Quilt Walk History
In 1863, Jens Neilson led 54 pioneer families across the high plateau east of Parowan to settle the new town of Panguitch. They followed the route over the rugged Bear Valley, part of the Spanish Trail. They went to work as soon as they arrived, clearing land, digging irrigation, and planting crops to establish their new home. The winter of 1864-65 was harsh, however, and crops did not mature.
Faced with the choice of starvation during the fierce winter conditions, seven men left Panguitch for Parowan to get flour and supplies for the starving settlers. Alexander Matheson, William Talbot, Thomas Richards, Jesse Lowder, John Butler, Thomas Adair, and John Paul Smith drove their wagon as far as the could before getting bogged down in heavy snow. At the head of Bear Valley the deep snow forced the men to abandon their oxen and wagon and continue on foot.
As they sunk knee deep with each step, the men stopped to lay down a quilt and pray. While on their knees on the quilt, the men realized they had not sunk down into the snow. They stood and walked across the quilt, then layed another. They continued their journey by walking on the quilts all the way across the mountain to Parowan.
Alex Matheson wrote, “At one time we were about to give up but we had a little prayer circle and asked God for guidance. We decided if we had faith as big as a mustard seed we could make it and bring back flour to our starving families. So we began our quilt laying in prayerful earnest. In this way we made our way over the deep-crusted snow to Parowan. The return trip was harder with the weight of the flour, but we finally made it to our wagon and oxen and on home.”

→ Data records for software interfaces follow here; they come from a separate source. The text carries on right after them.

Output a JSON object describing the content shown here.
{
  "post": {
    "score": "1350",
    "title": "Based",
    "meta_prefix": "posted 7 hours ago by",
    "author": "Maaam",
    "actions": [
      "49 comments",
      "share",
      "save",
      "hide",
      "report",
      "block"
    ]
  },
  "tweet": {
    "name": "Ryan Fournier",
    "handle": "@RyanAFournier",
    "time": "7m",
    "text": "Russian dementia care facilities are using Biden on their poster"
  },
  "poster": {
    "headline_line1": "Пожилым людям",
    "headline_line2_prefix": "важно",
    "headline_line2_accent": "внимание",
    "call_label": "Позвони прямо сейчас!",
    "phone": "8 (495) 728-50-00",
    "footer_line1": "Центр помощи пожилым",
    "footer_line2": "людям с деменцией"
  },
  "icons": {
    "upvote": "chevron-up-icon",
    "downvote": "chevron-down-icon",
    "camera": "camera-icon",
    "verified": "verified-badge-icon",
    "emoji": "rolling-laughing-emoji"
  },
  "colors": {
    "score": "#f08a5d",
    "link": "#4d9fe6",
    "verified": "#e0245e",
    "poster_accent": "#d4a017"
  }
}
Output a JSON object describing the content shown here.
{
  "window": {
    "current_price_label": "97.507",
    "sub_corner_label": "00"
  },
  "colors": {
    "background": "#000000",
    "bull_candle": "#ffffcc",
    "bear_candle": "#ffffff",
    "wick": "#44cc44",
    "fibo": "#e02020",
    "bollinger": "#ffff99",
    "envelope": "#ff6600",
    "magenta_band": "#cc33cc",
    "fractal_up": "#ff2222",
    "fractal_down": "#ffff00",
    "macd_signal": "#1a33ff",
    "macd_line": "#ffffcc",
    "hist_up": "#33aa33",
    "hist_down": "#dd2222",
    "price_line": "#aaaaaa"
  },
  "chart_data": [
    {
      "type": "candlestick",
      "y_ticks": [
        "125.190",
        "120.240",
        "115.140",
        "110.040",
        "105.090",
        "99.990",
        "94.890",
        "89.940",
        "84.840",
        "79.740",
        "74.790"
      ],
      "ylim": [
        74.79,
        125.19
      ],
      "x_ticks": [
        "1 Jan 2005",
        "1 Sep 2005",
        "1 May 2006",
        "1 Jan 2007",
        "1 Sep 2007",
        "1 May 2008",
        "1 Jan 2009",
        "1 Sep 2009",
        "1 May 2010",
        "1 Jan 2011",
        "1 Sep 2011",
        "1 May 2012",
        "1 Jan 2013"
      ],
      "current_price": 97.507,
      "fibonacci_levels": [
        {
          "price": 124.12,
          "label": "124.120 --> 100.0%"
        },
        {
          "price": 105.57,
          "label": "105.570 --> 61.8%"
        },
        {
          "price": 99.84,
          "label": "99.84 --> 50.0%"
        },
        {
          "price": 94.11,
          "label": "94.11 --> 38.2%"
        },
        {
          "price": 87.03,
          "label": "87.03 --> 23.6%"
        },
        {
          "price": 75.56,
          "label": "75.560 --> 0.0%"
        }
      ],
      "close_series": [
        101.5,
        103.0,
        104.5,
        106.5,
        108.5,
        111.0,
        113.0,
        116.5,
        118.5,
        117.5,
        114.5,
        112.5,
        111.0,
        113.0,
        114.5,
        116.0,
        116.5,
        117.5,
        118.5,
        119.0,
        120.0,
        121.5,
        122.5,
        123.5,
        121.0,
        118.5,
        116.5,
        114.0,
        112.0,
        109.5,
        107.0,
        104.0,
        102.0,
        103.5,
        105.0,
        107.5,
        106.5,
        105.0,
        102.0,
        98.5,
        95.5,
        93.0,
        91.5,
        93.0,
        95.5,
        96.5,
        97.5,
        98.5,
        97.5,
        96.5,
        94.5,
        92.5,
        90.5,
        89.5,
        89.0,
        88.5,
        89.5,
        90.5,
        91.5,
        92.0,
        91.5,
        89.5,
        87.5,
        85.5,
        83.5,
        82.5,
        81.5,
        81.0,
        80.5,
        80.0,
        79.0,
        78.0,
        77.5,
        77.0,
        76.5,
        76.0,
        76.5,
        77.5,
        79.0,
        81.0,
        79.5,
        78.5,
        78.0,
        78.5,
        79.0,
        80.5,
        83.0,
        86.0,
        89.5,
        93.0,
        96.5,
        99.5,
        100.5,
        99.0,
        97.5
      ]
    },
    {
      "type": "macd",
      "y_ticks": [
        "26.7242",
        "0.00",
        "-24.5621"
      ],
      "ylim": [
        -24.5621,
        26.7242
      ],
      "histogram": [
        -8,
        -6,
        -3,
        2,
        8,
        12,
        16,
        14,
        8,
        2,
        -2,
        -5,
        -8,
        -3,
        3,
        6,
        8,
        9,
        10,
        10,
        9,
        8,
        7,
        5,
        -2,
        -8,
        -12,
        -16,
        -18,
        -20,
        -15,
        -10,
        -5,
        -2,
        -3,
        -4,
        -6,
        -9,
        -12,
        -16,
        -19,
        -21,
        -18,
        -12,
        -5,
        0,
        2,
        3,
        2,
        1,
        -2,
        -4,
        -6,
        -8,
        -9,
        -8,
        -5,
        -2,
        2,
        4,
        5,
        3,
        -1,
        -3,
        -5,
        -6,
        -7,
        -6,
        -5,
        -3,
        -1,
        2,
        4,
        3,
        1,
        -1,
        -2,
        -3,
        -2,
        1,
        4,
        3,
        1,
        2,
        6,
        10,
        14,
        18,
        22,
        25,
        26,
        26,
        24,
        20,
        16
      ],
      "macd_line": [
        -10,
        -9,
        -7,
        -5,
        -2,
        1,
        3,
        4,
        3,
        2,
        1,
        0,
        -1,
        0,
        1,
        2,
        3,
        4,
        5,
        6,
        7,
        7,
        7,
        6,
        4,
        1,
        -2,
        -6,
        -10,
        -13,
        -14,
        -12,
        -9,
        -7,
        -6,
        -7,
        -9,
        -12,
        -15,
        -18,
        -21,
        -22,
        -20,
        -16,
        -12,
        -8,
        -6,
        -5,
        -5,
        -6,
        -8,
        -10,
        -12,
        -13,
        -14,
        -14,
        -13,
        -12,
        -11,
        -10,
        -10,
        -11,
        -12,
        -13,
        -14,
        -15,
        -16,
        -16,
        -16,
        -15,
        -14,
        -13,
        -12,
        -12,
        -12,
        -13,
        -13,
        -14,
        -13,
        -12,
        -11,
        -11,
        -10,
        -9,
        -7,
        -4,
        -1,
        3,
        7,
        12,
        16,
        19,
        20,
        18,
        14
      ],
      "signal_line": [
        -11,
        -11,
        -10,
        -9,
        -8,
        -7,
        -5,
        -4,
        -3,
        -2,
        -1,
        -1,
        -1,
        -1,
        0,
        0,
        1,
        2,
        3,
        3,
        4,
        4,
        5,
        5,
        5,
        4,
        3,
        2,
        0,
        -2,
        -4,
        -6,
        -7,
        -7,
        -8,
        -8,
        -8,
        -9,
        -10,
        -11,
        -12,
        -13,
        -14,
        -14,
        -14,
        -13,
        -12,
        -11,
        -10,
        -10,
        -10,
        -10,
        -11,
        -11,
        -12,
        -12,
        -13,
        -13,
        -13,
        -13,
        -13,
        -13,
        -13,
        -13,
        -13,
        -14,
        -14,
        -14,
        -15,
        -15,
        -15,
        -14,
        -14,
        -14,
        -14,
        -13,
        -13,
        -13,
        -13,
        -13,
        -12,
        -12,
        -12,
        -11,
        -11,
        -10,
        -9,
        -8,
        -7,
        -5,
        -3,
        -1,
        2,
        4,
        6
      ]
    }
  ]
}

Annual Quilt Walk Festival
The journey became known as the Quilt Walk and cemented a close tie between the two communities. This life-saving trek is commemorated each June during the Quilt Walk Festival, featuring a quilt show, pioneer home tours, a vintage car and tractor parade, heritage fair and dinner theater.